Regional citrate anticoagulation in patients with liver failure - time for a rethink?
1 King's College Hospital, Denmark Hill, London SE5 9RS, UK
2 Institute of Liver Studies, King's College Hospital, Denmark Hill, London SE5 9RS, UK
Critical Care 2012, 16:153 doi:10.1186/cc11492
See related research by Schultheiss et al., http://ccforum.com/content/16/4/R162Published: 17 September 2012
Regional citrate anticoagulation (RCA) for continuous renal replacement therapy (CRRT) has become increasingly attractive in recent years due to its favourable low bleeding risk profile. Its use in liver failure, however, has been limited due to the risk of citrate accumulation and toxicity. In the previous issue of Critical Care, Schultheiss and colleagues look at CRRT using RCA in liver failure patients. They demonstrate that citrate accumulation can be predicted using the total calcium (Catot) to ionised calcium (Caion) ratio (Catot/Caion), and determine that despite the occurrence of significant citrate accumulation, the effects of citrate accumulation are not as severe as might have been expected. This study raises interesting prospects with regard to RCA use in liver failure, and we postulate that citrate may have a role as a prognostic marker of metabolic capacity much as in the way of lactate and methacetin.
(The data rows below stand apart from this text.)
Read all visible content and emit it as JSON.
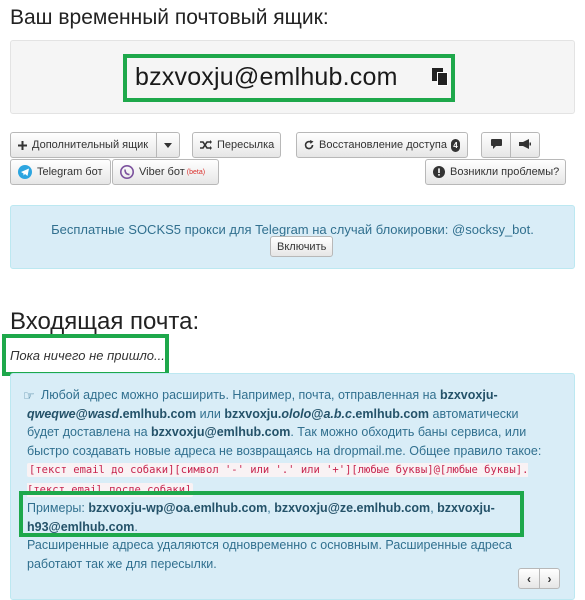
{
  "header": {
    "title": "Ваш временный почтовый ящик:"
  },
  "mailbox": {
    "address": "bzxvoxju@emlhub.com",
    "copy_icon": "copy-icon"
  },
  "toolbar": {
    "additional_box": "Дополнительный ящик",
    "forwarding": "Пересылка",
    "restore_access": "Восстановление доступа",
    "restore_badge": "4",
    "telegram_bot": "Telegram бот",
    "viber_bot": "Viber бот",
    "viber_beta": "(beta)",
    "problems": "Возникли проблемы?"
  },
  "proxy_notice": {
    "text": "Бесплатные SOCKS5 прокси для Telegram на случай блокировки: @socksy_bot.",
    "enable_label": "Включить"
  },
  "inbox": {
    "title": "Входящая почта:",
    "empty_text": "Пока ничего не пришло..."
  },
  "help": {
    "t1": "Любой адрес можно расширить. Например, почта, отправленная на ",
    "ex1a": "bzxvoxju-",
    "ex1b": "qweqwe",
    "ex1c": "@",
    "ex1d": "wasd",
    "ex1e": ".emlhub.com",
    "t2": " или ",
    "ex2a": "bzxvoxju.",
    "ex2b": "ololo",
    "ex2c": "@",
    "ex2d": "a.b.c",
    "ex2e": ".emlhub.com",
    "t3": " автоматически будет доставлена на ",
    "base": "bzxvoxju@emlhub.com",
    "t4": ". Так можно обходить баны сервиса, или быстро создавать новые адреса не возвращаясь на dropmail.me. Общее правило такое: ",
    "rule": "[текст email до собаки][символ '-' или '.' или '+'][любые буквы]@[любые буквы].[текст email после собаки]",
    "t5": ".",
    "examples_label": "Примеры: ",
    "example1": "bzxvoxju-wp@oa.emlhub.com",
    "sep1": ", ",
    "example2": "bzxvoxju@ze.emlhub.com",
    "sep2": ", ",
    "example3": "bzxvoxju-h93@emlhub.com",
    "t6": ".",
    "t7": "Расширенные адреса удаляются одновременно с основным. Расширенные адреса работают так же для пересылки."
  },
  "pager": {
    "prev": "‹",
    "next": "›"
  }
}
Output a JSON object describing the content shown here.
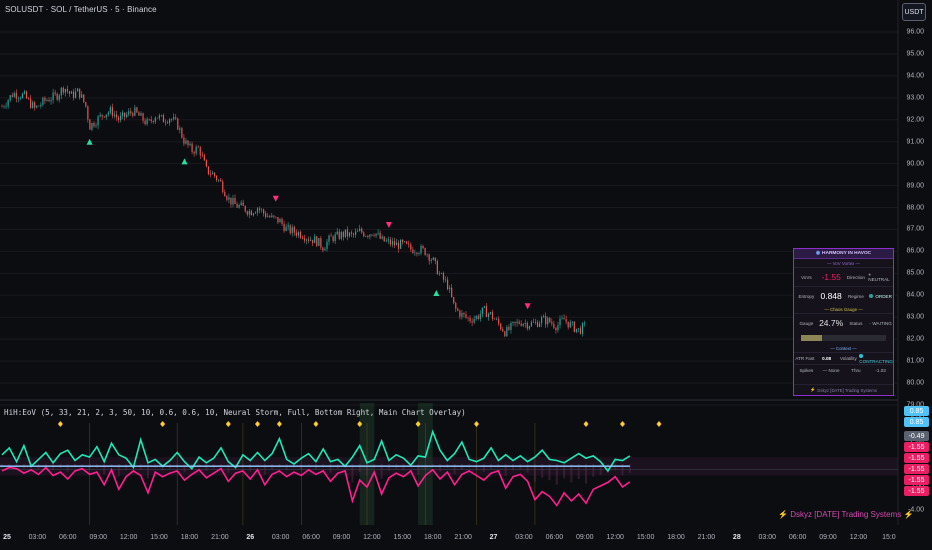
{
  "header": {
    "symbol_title": "SOLUSDT · SOL / TetherUS · 5 · Binance",
    "currency_button": "USDT"
  },
  "price_axis": {
    "labels": [
      "96.00",
      "95.00",
      "94.00",
      "93.00",
      "92.00",
      "91.00",
      "90.00",
      "89.00",
      "88.00",
      "87.00",
      "86.00",
      "85.00",
      "84.00",
      "83.00",
      "82.00",
      "81.00",
      "80.00",
      "79.00"
    ]
  },
  "indicator": {
    "label": "HiH:EoV (5, 33, 21, 2, 3, 50, 10, 0.6, 0.6, 10, Neural Storm, Full, Bottom Right, Main Chart Overlay)",
    "axis_labels": [
      "4.00",
      "2.00",
      "-2.00",
      "-4.00"
    ],
    "badges": [
      {
        "text": "0.85",
        "color": "#4fc3f7"
      },
      {
        "text": "0.85",
        "color": "#4fc3f7"
      },
      {
        "text": "-0.49",
        "color": "#5a6270"
      },
      {
        "text": "-1.55",
        "color": "#e91e63"
      },
      {
        "text": "-1.55",
        "color": "#e91e63"
      },
      {
        "text": "-1.55",
        "color": "#e91e63"
      },
      {
        "text": "-1.55",
        "color": "#e91e63"
      },
      {
        "text": "-1.55",
        "color": "#e91e63"
      }
    ]
  },
  "time_axis": {
    "labels": [
      "25",
      "03:00",
      "06:00",
      "09:00",
      "12:00",
      "15:00",
      "18:00",
      "21:00",
      "26",
      "03:00",
      "06:00",
      "09:00",
      "12:00",
      "15:00",
      "18:00",
      "21:00",
      "27",
      "03:00",
      "06:00",
      "09:00",
      "12:00",
      "15:00",
      "18:00",
      "21:00",
      "28",
      "03:00",
      "06:00",
      "09:00",
      "12:00",
      "15:0"
    ]
  },
  "watermark": {
    "bolt_left": "⚡",
    "text": "Dskyz [DATE] Trading Systems",
    "bolt_right": "⚡"
  },
  "hud": {
    "title": "HARMONY IN HAVOC",
    "sec_vortex": "— VoV Vortex —",
    "vovs_label": "VoVs",
    "vovs_value": "-1.55",
    "direction_label": "Direction",
    "direction_value": "NEUTRAL",
    "entropy_label": "Entropy",
    "entropy_value": "0.848",
    "regime_label": "Regime",
    "regime_value": "ORDER",
    "sec_chaos": "— Chaos Gauge —",
    "gauge_label": "Gauge",
    "gauge_value": "24.7%",
    "gauge_fill_pct": 24.7,
    "status_label": "Status",
    "status_value": "WAITING",
    "sec_context": "— Context —",
    "atr_label": "ATR Fast",
    "atr_value": "0.08",
    "volatility_label": "Volatility",
    "volatility_value": "CONTRACTING",
    "spikes_label": "Spikes",
    "spikes_value": "— None",
    "thru_label": "Thru",
    "thru_value": "-1.03",
    "footer": "Dskyz [DATE] Trading Systems",
    "colors": {
      "vovs": "#e91e63",
      "order": "#26a69a",
      "gauge": "#8d8556",
      "border": "#8f2ecf",
      "title": "#d7c8ff"
    }
  },
  "chart_data": [
    {
      "type": "candlestick",
      "series_color_up": "#26a69a",
      "series_color_down": "#ef5350",
      "ylim": [
        79,
        96.5
      ],
      "x_range": [
        0,
        100
      ],
      "price_path": [
        [
          0,
          92.6
        ],
        [
          1.5,
          93.2
        ],
        [
          3,
          93.1
        ],
        [
          4.5,
          92.5
        ],
        [
          6,
          92.9
        ],
        [
          7.5,
          93.1
        ],
        [
          8.5,
          93.5
        ],
        [
          9.5,
          93.1
        ],
        [
          10.5,
          93.3
        ],
        [
          11.5,
          92.6
        ],
        [
          12,
          91.7
        ],
        [
          13,
          92.0
        ],
        [
          14,
          92.3
        ],
        [
          15,
          92.4
        ],
        [
          16,
          92.0
        ],
        [
          17,
          92.2
        ],
        [
          18,
          92.4
        ],
        [
          19,
          92.1
        ],
        [
          20,
          91.8
        ],
        [
          21,
          92.2
        ],
        [
          22,
          92.0
        ],
        [
          23,
          92.1
        ],
        [
          24,
          91.8
        ],
        [
          25,
          91.0
        ],
        [
          26,
          90.6
        ],
        [
          27,
          90.7
        ],
        [
          28,
          89.7
        ],
        [
          29,
          89.5
        ],
        [
          30,
          89.1
        ],
        [
          31,
          88.4
        ],
        [
          32,
          88.1
        ],
        [
          33,
          88.0
        ],
        [
          34,
          87.8
        ],
        [
          35,
          88.0
        ],
        [
          36,
          87.7
        ],
        [
          37,
          87.5
        ],
        [
          38,
          87.4
        ],
        [
          39,
          87.0
        ],
        [
          40,
          86.9
        ],
        [
          41,
          86.8
        ],
        [
          42,
          86.6
        ],
        [
          43,
          86.5
        ],
        [
          44,
          86.2
        ],
        [
          45,
          86.6
        ],
        [
          46,
          86.7
        ],
        [
          47,
          86.8
        ],
        [
          48,
          86.7
        ],
        [
          49,
          86.9
        ],
        [
          50,
          86.8
        ],
        [
          51,
          86.9
        ],
        [
          52,
          86.5
        ],
        [
          53,
          86.4
        ],
        [
          54,
          86.3
        ],
        [
          55,
          86.3
        ],
        [
          56,
          86.1
        ],
        [
          57,
          86.1
        ],
        [
          58,
          86.0
        ],
        [
          59,
          85.6
        ],
        [
          60,
          84.9
        ],
        [
          61,
          84.5
        ],
        [
          62,
          83.4
        ],
        [
          63,
          83.1
        ],
        [
          64,
          82.9
        ],
        [
          65,
          83.0
        ],
        [
          66,
          83.3
        ],
        [
          67,
          83.1
        ],
        [
          68,
          82.7
        ],
        [
          69,
          82.3
        ],
        [
          70,
          82.6
        ],
        [
          71,
          82.8
        ],
        [
          72,
          82.7
        ],
        [
          73,
          82.7
        ],
        [
          74,
          82.9
        ],
        [
          75,
          82.8
        ],
        [
          76,
          82.6
        ],
        [
          77,
          82.9
        ],
        [
          78,
          82.6
        ],
        [
          79,
          82.4
        ],
        [
          80,
          82.6
        ]
      ],
      "markers": [
        {
          "x": 12,
          "y": 91.0,
          "kind": "up",
          "color": "#26e0a0"
        },
        {
          "x": 25,
          "y": 90.1,
          "kind": "up",
          "color": "#26e0a0"
        },
        {
          "x": 37.5,
          "y": 88.4,
          "kind": "down",
          "color": "#ff2e7e"
        },
        {
          "x": 53,
          "y": 87.2,
          "kind": "down",
          "color": "#ff2e7e"
        },
        {
          "x": 59.5,
          "y": 84.1,
          "kind": "up",
          "color": "#26e0a0"
        },
        {
          "x": 72,
          "y": 83.5,
          "kind": "down",
          "color": "#ff2e7e"
        }
      ]
    },
    {
      "type": "line",
      "ylim": [
        -4.6,
        4.6
      ],
      "zero_line": -0.49,
      "series": [
        {
          "color": "#1de9b6",
          "values": [
            0.8,
            1.4,
            0.2,
            1.6,
            -0.2,
            0.4,
            1.0,
            0.1,
            0.9,
            1.2,
            0.3,
            0.8,
            0.6,
            1.5,
            0.2,
            1.8,
            0.8,
            0.5,
            -0.3,
            2.1,
            0.1,
            0.4,
            -0.2,
            0.3,
            1.0,
            0.2,
            -0.4,
            0.6,
            0.1,
            0.5,
            1.4,
            0.2,
            -0.3,
            0.8,
            0.3,
            1.0,
            0.3,
            0.9,
            2.2,
            0.4,
            0.0,
            0.5,
            0.9,
            0.2,
            1.3,
            0.2,
            0.4,
            -0.2,
            0.6,
            1.6,
            0.1,
            0.4,
            2.0,
            0.3,
            0.8,
            0.5,
            -0.1,
            0.7,
            0.6,
            2.8,
            1.2,
            0.3,
            0.9,
            1.9,
            0.4,
            0.2,
            0.5,
            1.4,
            0.3,
            0.8,
            0.3,
            0.7,
            0.2,
            0.6,
            1.2,
            0.4,
            0.3,
            0.1,
            0.5,
            0.9,
            0.5,
            0.7,
            0.2,
            -0.6,
            0.4,
            0.3,
            0.7
          ]
        },
        {
          "color": "#ff1f8f",
          "values": [
            -0.6,
            -0.3,
            -0.4,
            -0.8,
            -0.5,
            -0.9,
            -0.3,
            -1.0,
            -0.7,
            -1.3,
            -0.6,
            -0.4,
            -0.9,
            -0.7,
            -1.8,
            -0.5,
            -2.2,
            -1.1,
            -0.6,
            -1.0,
            -2.5,
            -0.7,
            -1.1,
            -0.8,
            -0.6,
            -1.4,
            -0.9,
            -0.5,
            -1.2,
            -0.8,
            -0.4,
            -1.5,
            -0.8,
            -0.6,
            -1.3,
            -0.5,
            -1.8,
            -0.9,
            -0.6,
            -1.1,
            -0.7,
            -1.0,
            -0.5,
            -0.9,
            -0.6,
            -1.5,
            -0.8,
            -0.6,
            -3.2,
            -1.4,
            -2.0,
            -0.7,
            -2.6,
            -1.2,
            -0.8,
            -1.1,
            -0.6,
            -1.9,
            -1.0,
            -0.5,
            -1.3,
            -0.7,
            -1.8,
            -0.9,
            -0.6,
            -1.0,
            -1.4,
            -0.8,
            -0.6,
            -2.1,
            -1.1,
            -0.9,
            -1.5,
            -3.1,
            -2.4,
            -2.8,
            -3.6,
            -2.5,
            -3.2,
            -2.6,
            -3.4,
            -2.2,
            -1.9,
            -1.6,
            -1.1,
            -2.0,
            -1.55
          ]
        },
        {
          "color": "#8fc8ff",
          "values": [
            0.85
          ]
        }
      ],
      "diamonds_x": [
        8,
        22,
        31,
        35,
        38,
        43,
        49,
        57,
        65,
        80,
        85,
        90
      ],
      "diamond_color": "#ffcc33",
      "vline_x": [
        12,
        24,
        33,
        41,
        50,
        58,
        65,
        73
      ],
      "highlight_x": [
        [
          49,
          51
        ],
        [
          57,
          59
        ]
      ]
    }
  ]
}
However, further studies are warranted, in particular examining its application in subgroups of liver failure (chronic, acute, hyperacute and subacute), before its use becomes commonplace.